| PROBLEM TO WORK ON |
Reproduce all of the listing below without alteration.

| EXERCISE INPUT |
★ ★ ★ ★ ★

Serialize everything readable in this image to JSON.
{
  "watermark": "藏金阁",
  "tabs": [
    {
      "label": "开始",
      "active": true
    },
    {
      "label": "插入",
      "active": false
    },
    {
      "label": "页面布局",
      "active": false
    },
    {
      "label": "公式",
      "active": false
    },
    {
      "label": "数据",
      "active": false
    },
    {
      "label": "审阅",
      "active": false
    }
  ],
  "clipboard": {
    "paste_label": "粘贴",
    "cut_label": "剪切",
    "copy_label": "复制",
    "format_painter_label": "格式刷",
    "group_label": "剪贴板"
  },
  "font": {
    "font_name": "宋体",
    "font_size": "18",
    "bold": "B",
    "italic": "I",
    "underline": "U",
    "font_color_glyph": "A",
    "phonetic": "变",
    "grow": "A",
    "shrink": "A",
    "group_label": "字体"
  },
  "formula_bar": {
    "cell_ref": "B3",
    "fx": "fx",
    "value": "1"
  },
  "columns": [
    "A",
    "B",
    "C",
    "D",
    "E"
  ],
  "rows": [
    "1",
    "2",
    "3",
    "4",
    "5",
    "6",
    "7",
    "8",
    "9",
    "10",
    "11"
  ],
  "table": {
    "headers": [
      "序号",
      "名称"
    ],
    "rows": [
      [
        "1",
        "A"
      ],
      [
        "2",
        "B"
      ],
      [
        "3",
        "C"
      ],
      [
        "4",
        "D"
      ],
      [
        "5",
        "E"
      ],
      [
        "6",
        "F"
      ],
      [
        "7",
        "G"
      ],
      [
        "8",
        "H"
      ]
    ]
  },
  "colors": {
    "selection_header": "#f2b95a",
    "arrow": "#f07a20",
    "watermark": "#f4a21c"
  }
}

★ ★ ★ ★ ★

| WRITTEN SOLUTION |
Serialize everything readable in this image to JSON.
{
  "watermark": "藏金阁",
  "tabs": [
    {
      "label": "开始",
      "active": true
    },
    {
      "label": "插入",
      "active": false
    },
    {
      "label": "页面布局",
      "active": false
    },
    {
      "label": "公式",
      "active": false
    },
    {
      "label": "数据",
      "active": false
    },
    {
      "label": "审阅",
      "active": false
    }
  ],
  "clipboard": {
    "paste_label": "粘贴",
    "cut_label": "剪切",
    "copy_label": "复制",
    "format_painter_label": "格式刷",
    "group_label": "剪贴板"
  },
  "font": {
    "font_name": "宋体",
    "font_size": "18",
    "bold": "B",
    "italic": "I",
    "underline": "U",
    "font_color_glyph": "A",
    "phonetic": "变",
    "grow": "A",
    "shrink": "A",
    "group_label": "字体"
  },
  "formula_bar": {
    "cell_ref": "B3",
    "fx": "fx",
    "value": "1"
  },
  "columns": [
    "A",
    "B",
    "C",
    "D",
    "E"
  ],
  "rows": [
    "1",
    "2",
    "3",
    "4",
    "5",
    "6",
    "7",
    "8",
    "9",
    "10",
    "11"
  ],
  "table": {
    "headers": [
      "序号",
      "名称"
    ],
    "rows": [
      [
        "1",
        "A"
      ],
      [
        "2",
        "B"
      ],
      [
        "3",
        "C"
      ],
      [
        "4",
        "D"
      ],
      [
        "5",
        "E"
      ],
      [
        "6",
        "F"
      ],
      [
        "7",
        "G"
      ],
      [
        "8",
        "H"
      ]
    ]
  },
  "colors": {
    "selection_header": "#f2b95a",
    "arrow": "#f07a20",
    "watermark": "#f4a21c"
  }
}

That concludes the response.